America’s Disastrous History with Central Banking
Now, Krugman is certainly at liberty to make a reasoned case for paper money (or the ethereal computer equivalent) and to offer evidence that such a money and its management by monetary central planners will not fall victim to all the pressures and passions, as Walker put it, that have been seen over and over again during the last 200 years.
From the time the American central bank was established in 1913 and began operating in 1914, the U.S. economy has been on rollercoaster rides of booms and busts, inflations and recessions, and fluctuations in economy-wide employment and output. The Federal Reserve used its new powers to fund a good part of the government’s military and related expenses during the First World War, with a resulting high inflation followed by a short-lived postwar deflationary depression.
The central bank then attempted to artificially maintain a relatively stable price level during much of the 1920s, creating imbalances between savings and investment that set the stage for the economic downturn of what became the Great Depression of the 1930s, made worse by even more monetary mismanagement in the face of the intensifying economic contraction. The Federal Reserve proceeded to turn on the monetary spigot again to fund the government’s expenditures of the Second World War.
Several relatively minor recessions in the 1950s were followed by the Federal Reserve covering the government’s deficit spending on both “guns and butter” in the 1960s: the war in Vietnam and the Great Society programs. This was followed in the 1970s by the worst price inflation since the Civil War, which was combined with rising unemployment, a phenomenon that became known as “stagflation.”
Monetary madness slowed down with Paul Volcker’s determination as Federal Reserve chairman to end this inflation in the early 1980s by putting the brakes on the money supply. The Fed reversed course to fuel the high-tech boom of the 1990s, followed by the monetary expansion after 2003 that set the stage for the financial crisis of 2008-2009. In the wake of the resulting economic downturn, the Fed followed its new policy of “quantitative easing,” the new term for creating even more money at near-zero rates of interest.
Now, with the government-imposed collapse of the U.S. economy through the commanded shutdown of economic activity in the face of the coronavirus crisis, the Federal Reserve has lost all sense of any meaning to monetary restraint, letting loose a tidal wave of trillions of more dollars created not over years but a matter of a handful of months—with even more to come, it seems.

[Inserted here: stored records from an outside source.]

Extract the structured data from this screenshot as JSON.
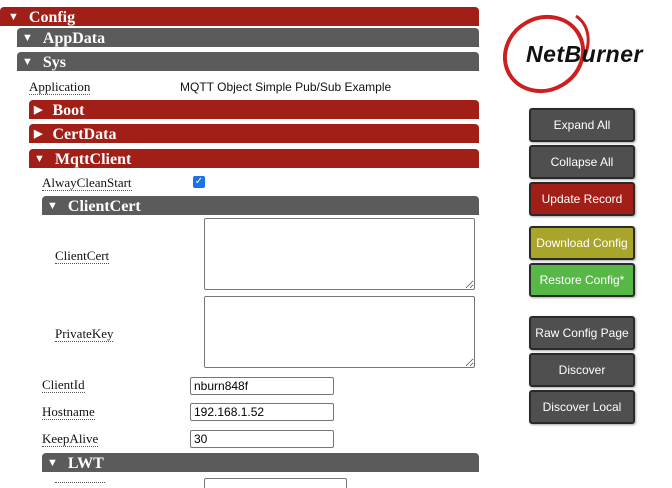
{
  "tree": {
    "config": "Config",
    "appdata": "AppData",
    "sys": "Sys",
    "application_label": "Application",
    "application_value": "MQTT Object Simple Pub/Sub Example",
    "boot": "Boot",
    "certdata": "CertData",
    "mqttclient": "MqttClient",
    "alwaycleanstart_label": "AlwayCleanStart",
    "alwaycleanstart_checked": true,
    "clientcert_section": "ClientCert",
    "clientcert_label": "ClientCert",
    "privatekey_label": "PrivateKey",
    "clientid_label": "ClientId",
    "clientid_value": "nburn848f",
    "hostname_label": "Hostname",
    "hostname_value": "192.168.1.52",
    "keepalive_label": "KeepAlive",
    "keepalive_value": "30",
    "lwt_section": "LWT"
  },
  "logo": {
    "text": "NetBurner",
    "color": "#cc1f1f"
  },
  "buttons": {
    "expand_all": "Expand All",
    "collapse_all": "Collapse All",
    "update_record": "Update Record",
    "download_config": "Download Config",
    "restore_config": "Restore Config*",
    "raw_config_page": "Raw Config Page",
    "discover": "Discover",
    "discover_local": "Discover Local"
  },
  "colors": {
    "section_red": "#a11f17",
    "section_grey": "#5b5b5b",
    "btn_grey": "#4f4f4f",
    "btn_red": "#a11f17",
    "btn_yellow": "#a8a52a",
    "btn_green": "#58b847"
  },
  "icons": {
    "expanded": "triangle-down-icon",
    "collapsed": "triangle-right-icon"
  }
}
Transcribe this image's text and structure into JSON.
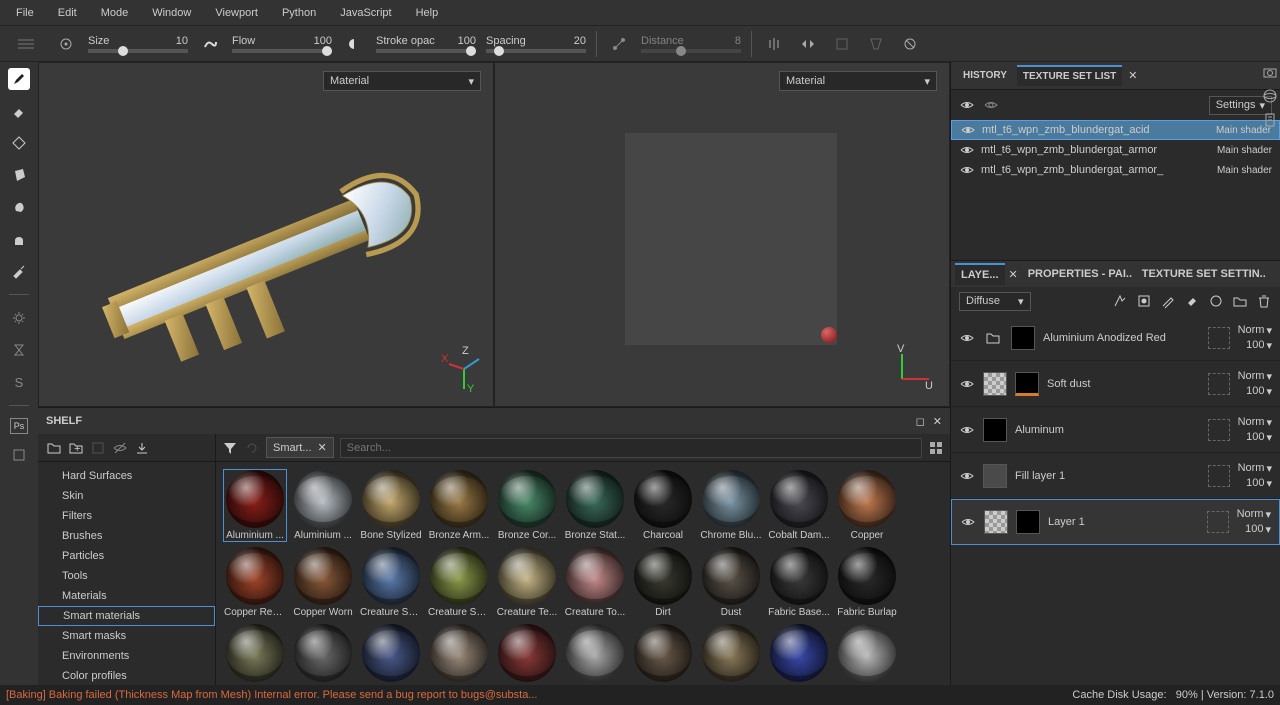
{
  "menu": [
    "File",
    "Edit",
    "Mode",
    "Window",
    "Viewport",
    "Python",
    "JavaScript",
    "Help"
  ],
  "toolbar": {
    "size": {
      "label": "Size",
      "value": "10",
      "pos": 30
    },
    "flow": {
      "label": "Flow",
      "value": "100",
      "pos": 90
    },
    "opac": {
      "label": "Stroke opac",
      "value": "100",
      "pos": 90
    },
    "spacing": {
      "label": "Spacing",
      "value": "20",
      "pos": 8
    },
    "distance": {
      "label": "Distance",
      "value": "8",
      "pos": 35
    }
  },
  "viewport": {
    "dropdown": "Material"
  },
  "topTabs": {
    "history": "HISTORY",
    "textureSet": "TEXTURE SET LIST"
  },
  "settingsLabel": "Settings",
  "textureSets": [
    {
      "name": "mtl_t6_wpn_zmb_blundergat_acid",
      "shader": "Main shader",
      "sel": true
    },
    {
      "name": "mtl_t6_wpn_zmb_blundergat_armor",
      "shader": "Main shader",
      "sel": false
    },
    {
      "name": "mtl_t6_wpn_zmb_blundergat_armor_",
      "shader": "Main shader",
      "sel": false
    }
  ],
  "layerTabs": {
    "layers": "LAYE...",
    "properties": "PROPERTIES - PAI...",
    "tss": "TEXTURE SET SETTIN..."
  },
  "channel": "Diffuse",
  "layers": [
    {
      "name": "Aluminium Anodized Red",
      "blend": "Norm",
      "opacity": "100",
      "folder": true
    },
    {
      "name": "Soft dust",
      "blend": "Norm",
      "opacity": "100",
      "checker": true,
      "orange": true
    },
    {
      "name": "Aluminum",
      "blend": "Norm",
      "opacity": "100"
    },
    {
      "name": "Fill layer 1",
      "blend": "Norm",
      "opacity": "100",
      "fill": true
    },
    {
      "name": "Layer 1",
      "blend": "Norm",
      "opacity": "100",
      "checker": true,
      "sel": true
    }
  ],
  "shelf": {
    "title": "SHELF",
    "chip": "Smart...",
    "searchPlaceholder": "Search...",
    "categories": [
      "Hard Surfaces",
      "Skin",
      "Filters",
      "Brushes",
      "Particles",
      "Tools",
      "Materials",
      "Smart materials",
      "Smart masks",
      "Environments",
      "Color profiles"
    ],
    "selectedCategory": "Smart materials",
    "materials": [
      {
        "n": "Aluminium ...",
        "c": "#8a1f1a",
        "sel": true
      },
      {
        "n": "Aluminium ...",
        "c": "#b8bfc5"
      },
      {
        "n": "Bone Stylized",
        "c": "#c2a76b"
      },
      {
        "n": "Bronze Arm...",
        "c": "#9a7a45"
      },
      {
        "n": "Bronze Cor...",
        "c": "#4a8a6a"
      },
      {
        "n": "Bronze Stat...",
        "c": "#3a6a5a"
      },
      {
        "n": "Charcoal",
        "c": "#2a2a2a"
      },
      {
        "n": "Chrome Blu...",
        "c": "#7a95a5"
      },
      {
        "n": "Cobalt Dam...",
        "c": "#4a4a52"
      },
      {
        "n": "Copper",
        "c": "#c07a50"
      },
      {
        "n": "Copper Red...",
        "c": "#a0452a"
      },
      {
        "n": "Copper Worn",
        "c": "#8a5a3a"
      },
      {
        "n": "Creature Ski...",
        "c": "#5a7aaa"
      },
      {
        "n": "Creature Ski...",
        "c": "#8a9a4a"
      },
      {
        "n": "Creature Te...",
        "c": "#c5b585"
      },
      {
        "n": "Creature To...",
        "c": "#c58a8a"
      },
      {
        "n": "Dirt",
        "c": "#3a3a32"
      },
      {
        "n": "Dust",
        "c": "#5a5248"
      },
      {
        "n": "Fabric Base...",
        "c": "#3a3a3a"
      },
      {
        "n": "Fabric Burlap",
        "c": "#2a2a2a"
      },
      {
        "n": "",
        "c": "#7a7a5a"
      },
      {
        "n": "",
        "c": "#6a6a6a"
      },
      {
        "n": "",
        "c": "#4a5a8a"
      },
      {
        "n": "",
        "c": "#9a8a7a"
      },
      {
        "n": "",
        "c": "#8a3a3a"
      },
      {
        "n": "",
        "c": "#aaa"
      },
      {
        "n": "",
        "c": "#6a5a4a"
      },
      {
        "n": "",
        "c": "#8a7a5a"
      },
      {
        "n": "",
        "c": "#3a4aaa"
      },
      {
        "n": "",
        "c": "#bababa"
      }
    ]
  },
  "status": {
    "error": "[Baking] Baking failed (Thickness Map from Mesh) Internal error. Please send a bug report to bugs@substa...",
    "cache": "Cache Disk Usage:",
    "cachePct": "90%",
    "version": "| Version: 7.1.0"
  }
}
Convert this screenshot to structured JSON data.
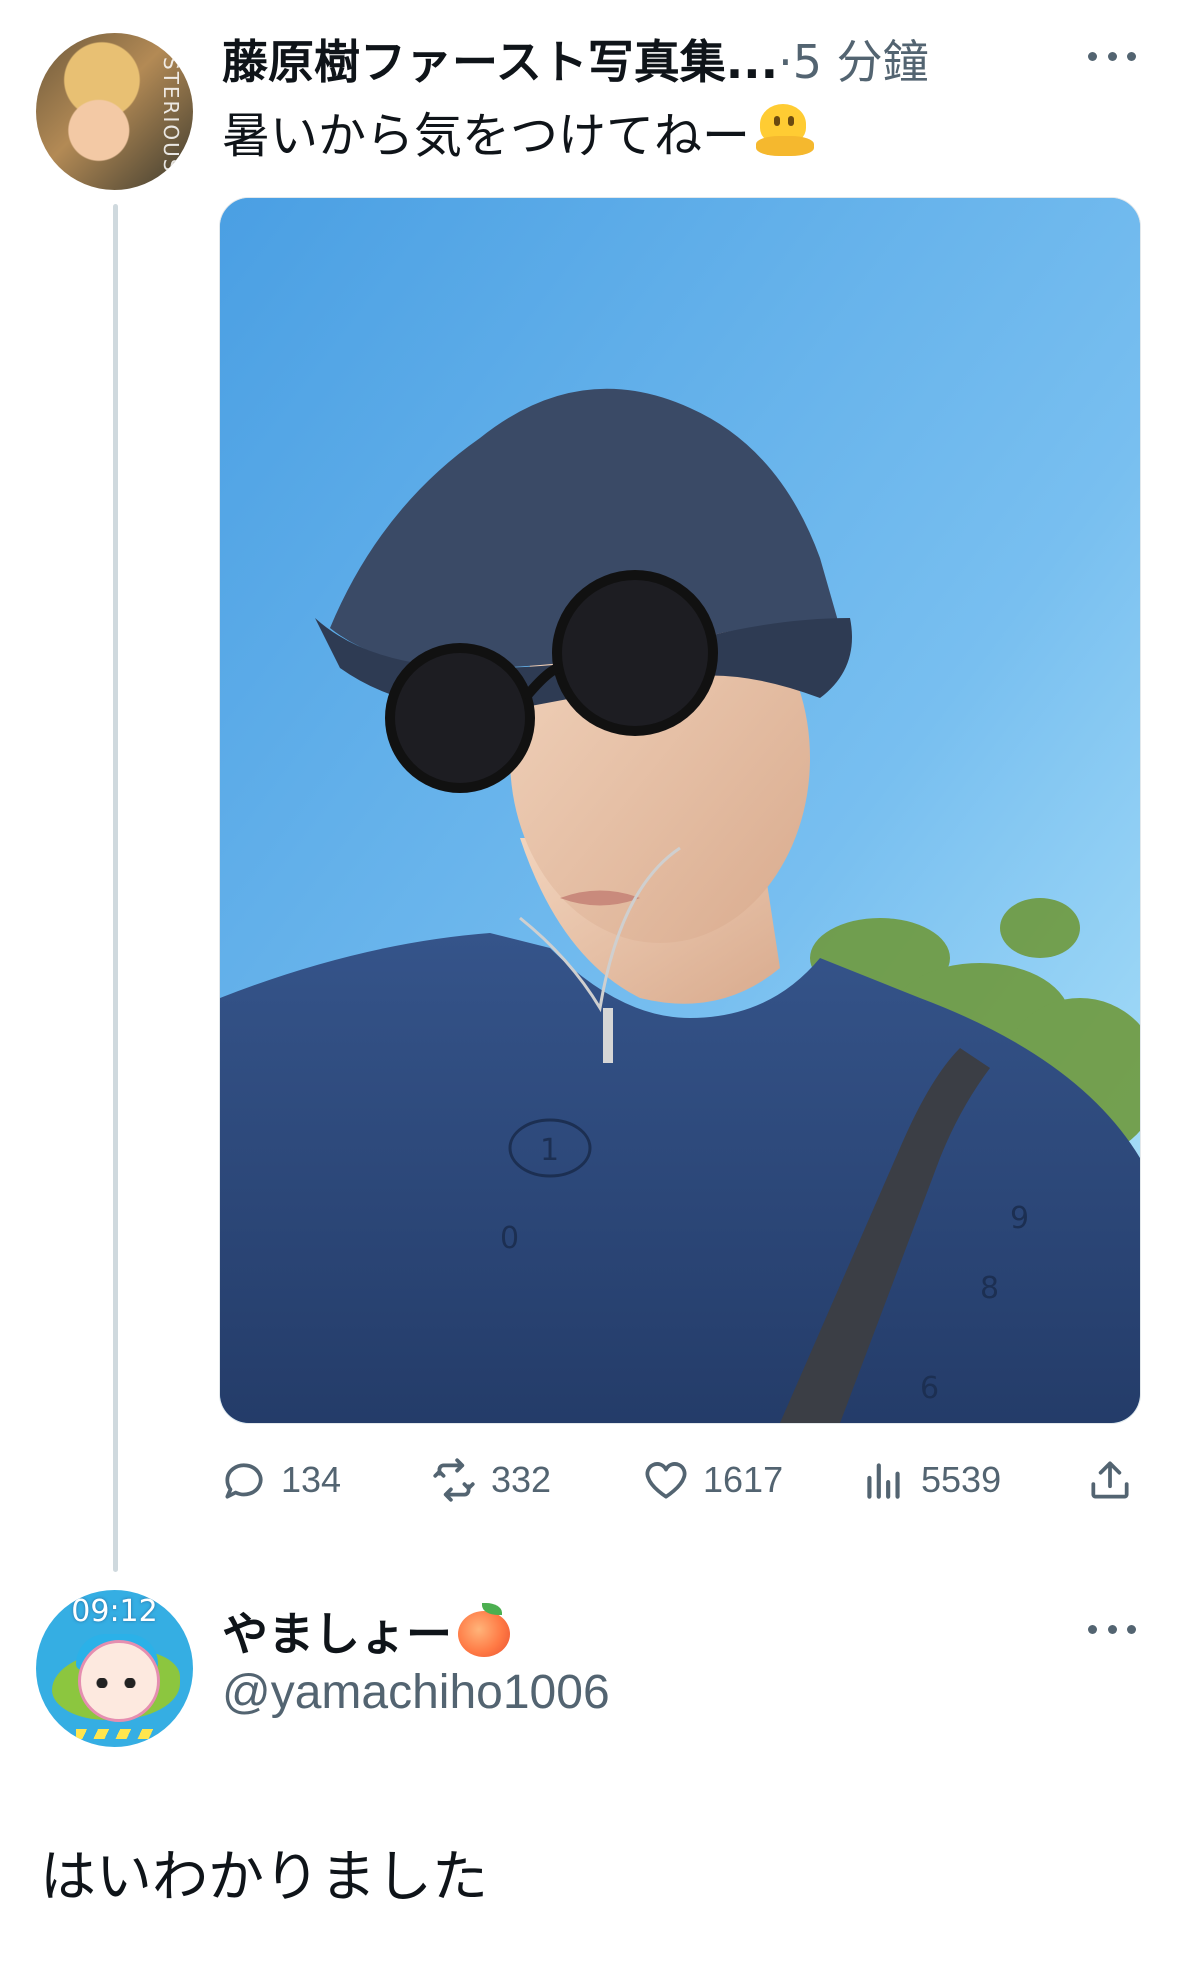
{
  "tweet": {
    "author_name": "藤原樹ファースト写真集...",
    "separator": "·",
    "time": "5 分鐘",
    "text": "暑いから気をつけてねー",
    "emoji": "melting-face-emoji",
    "avatar_text": "STERIOUS",
    "actions": {
      "replies": "134",
      "retweets": "332",
      "likes": "1617",
      "views": "5539"
    }
  },
  "reply": {
    "author_name": "やましょー",
    "emoji": "peach-emoji",
    "handle": "@yamachiho1006",
    "avatar_clock": "09:12",
    "text": "はいわかりました"
  },
  "colors": {
    "text_primary": "#0f1419",
    "text_secondary": "#536471",
    "thread_line": "#cfd9de",
    "sky": "#6fb9ee",
    "shirt": "#2f4a7a"
  }
}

Paper Money and Central Banking Are What Should Be Challenged
This is not the record of a wise, judicious, and intelligent management of the American monetary system over a century during which the dollar’s link to gold was first weakened, then broken, and finally ended by the 1970s. Is a gold-based currency the best one? Might a fully private, competitive banking system not be a far better one? These questions concerning a future monetary system for the United States are, in my view, reasonable and realistic policy topics for debate. (See, for examples, my articles on “The Myth that Central Banks Assure Economic Stability” and “Gold and Free Banking versus Central Banking.”)
What has far less credence in the face of all that has happened under monetary central planning in the United States since the establishment of the Federal Reserve over a hundred years ago is the arrogant presumption that central banking and monetary discretion has in any way shown itself as anything other than bankrupt.
Krugman has every right to hide behind rude and crude ad hominem attacks on those who do not share his views, but that does nothing to prove his case. It serves only to harm his reputation and legitimacy in the arena of public policy debate.
[Originally posted at the American Institute for Economic Research]